## Try it
Show all the lines in the data below that include the word "icon".

Segment Start: Study material

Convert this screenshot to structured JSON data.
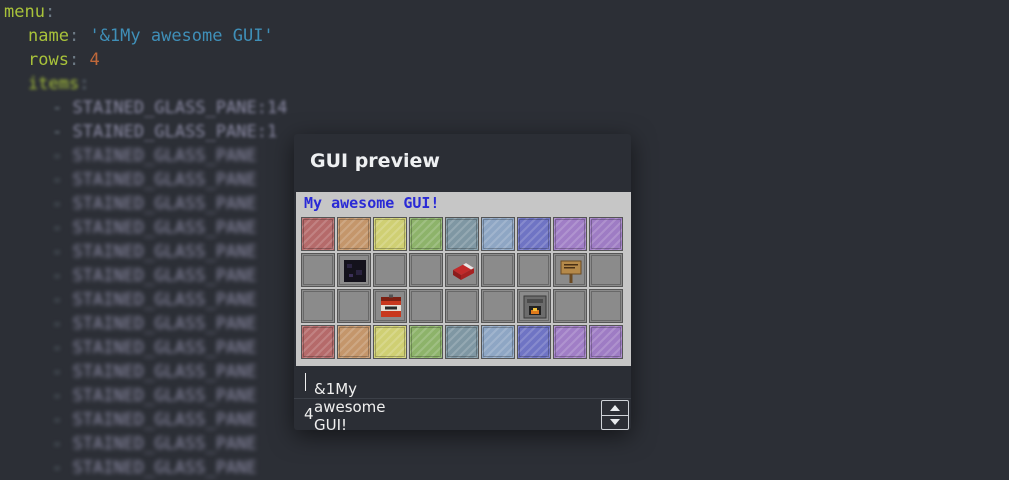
{
  "editor": {
    "line_menu": "menu",
    "line_name_key": "name",
    "line_name_value": "'&1My awesome GUI'",
    "line_rows_key": "rows",
    "line_rows_value": "4",
    "line_items_key": "items",
    "item_lines": [
      "STAINED_GLASS_PANE:14",
      "STAINED_GLASS_PANE:1",
      "STAINED_GLASS_PANE",
      "STAINED_GLASS_PANE",
      "STAINED_GLASS_PANE",
      "STAINED_GLASS_PANE",
      "STAINED_GLASS_PANE",
      "STAINED_GLASS_PANE",
      "STAINED_GLASS_PANE",
      "STAINED_GLASS_PANE",
      "STAINED_GLASS_PANE",
      "STAINED_GLASS_PANE",
      "STAINED_GLASS_PANE",
      "STAINED_GLASS_PANE",
      "STAINED_GLASS_PANE",
      "STAINED_GLASS_PANE"
    ],
    "colors": {
      "key": "#a8c23a",
      "string": "#3f8fb8",
      "number": "#c0683a",
      "background": "#2c2f36"
    }
  },
  "dialog": {
    "title": "GUI preview",
    "gui_title": "My awesome GUI!",
    "gui_title_color": "#2a2ad6",
    "name_value": "&1My awesome GUI!",
    "rows_value": "4",
    "spinner_up_icon": "triangle-up-icon",
    "spinner_down_icon": "triangle-down-icon"
  },
  "grid": {
    "rows": 4,
    "cols": 9,
    "pane_colors": [
      "#b56a6a",
      "#c4966b",
      "#cfcf73",
      "#8db36a",
      "#7f97a3",
      "#8ea6c4",
      "#6f74c4",
      "#a07ec6",
      "#9e7cc4"
    ],
    "middle_items": [
      [
        "",
        "obsidian-icon",
        "",
        "",
        "bed-icon",
        "",
        "",
        "sign-icon",
        ""
      ],
      [
        "",
        "",
        "tnt-icon",
        "",
        "",
        "",
        "furnace-icon",
        "",
        ""
      ]
    ]
  }
}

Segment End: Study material

## Your solution
    "spinner_up_icon": "triangle-up-icon",
    "spinner_down_icon": "triangle-down-icon"
        "obsidian-icon",
        "bed-icon",
        "sign-icon",
        "tnt-icon",
        "furnace-icon",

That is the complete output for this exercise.